In the crowd of issue-oriented documentaries at last year's Sundance Film Festival about subjects such as hunger or nuclear energy or the national debt Eugene Jarecki's "The House I Live In" stood out.
Jarecki's immaculately researched, hard-hitting look at 40 years of "The War on Drugs" excelled and won the Grand Jury Prize because Jarecki made the story deeply personal and found answers that will make viewers truly angry.
The personal stakes come from Jarecki's childhood homes in Connecticut and suburban New York, and his family's maid Nannie Jeter. While she worked for the Jareckis, Eugene learns, Jeter spent less time with her own children and some of them fell into the world of drugs, which led to an unending spin through the criminal-justice system.
With that as a starting point, Jarecki meets a wide array of people at all ends of a "War on Drugs" that has made the United States the most incarcerating nation in the world. They range from street punks delivering drugs to cops making arrests, from judges reluctantly issuing "mandatory minimum" sentences to prison guards who see people usually black people serving decades for nonviolent crimes that would otherwise have earned them just a year or two of incarceration.
Through it all, Jarecki finds injustice rife through the system. Low-level dealers get busted rather than the bigger fish. Cops who arrest these easy-to-find dealers get promoted faster than colleagues who solve murders and other crimes. Those who are caught with crack cocaine serve longer sentences than those with equivalent amount of powdered cocaine and, not coincidentally, crack users are predominantly African-American while users of powdered cocaine are usually rich and white.
In one of the more chilling passages, Jarecki juxtaposes two interviews with experts historian Richard Lawrence Miller and ex-journalist/TV producer David Simon ("The Wire") who lay out in stark terms how panic over drug abuse often is a thinly disguised effort to subjugate minority populations. Simon argues, in stark language, that the current spate of methamphetamine use and abuse has prompted another target: poor white people.
"The House I Live In" doesn't serve up a lot of answers to solve the "War on Drugs," other than to urge politicians to think differently by stopping the tough rhetoric (and the campaign dollars from the private-prison industry that profits from the status quo) and start trying things that might work.
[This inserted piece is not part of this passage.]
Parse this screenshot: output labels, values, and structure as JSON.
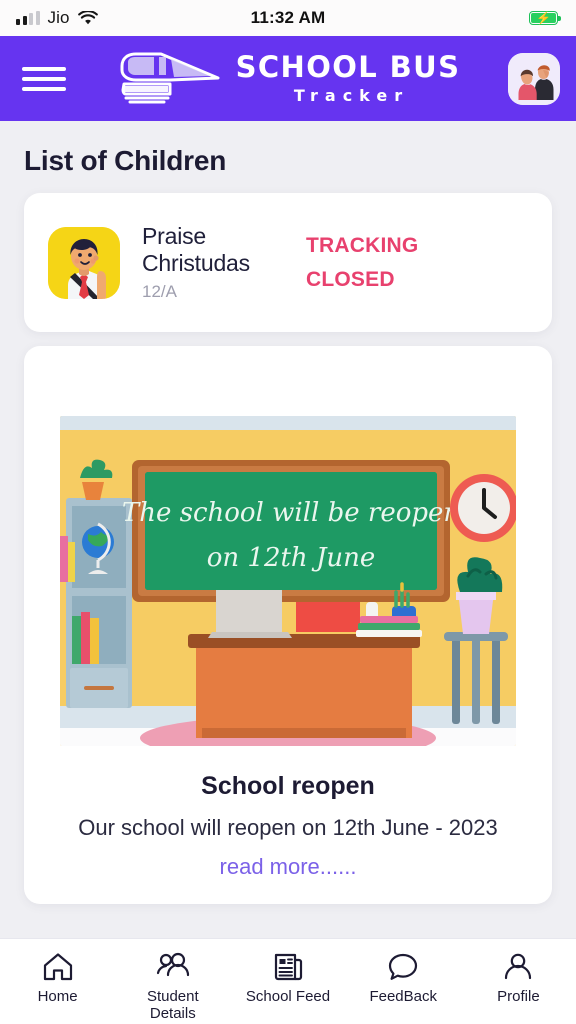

But Jarecki does pinpoint a lot of the problems, and through Nannie Jeter and others in similar circumstances, puts a face on the so-called war's human toll.
'The House I Live In'
Documentarian Eugene Jarecki looks at the human cost of the "War on Drugs" and talks to experts who rail against failed policy decisions.
Where • Tower Theatre.
When • Opens Friday, Jan. 4.
Rating • Not rated, but probably R for language, drug use and some violence.
Running time • 108 minutes.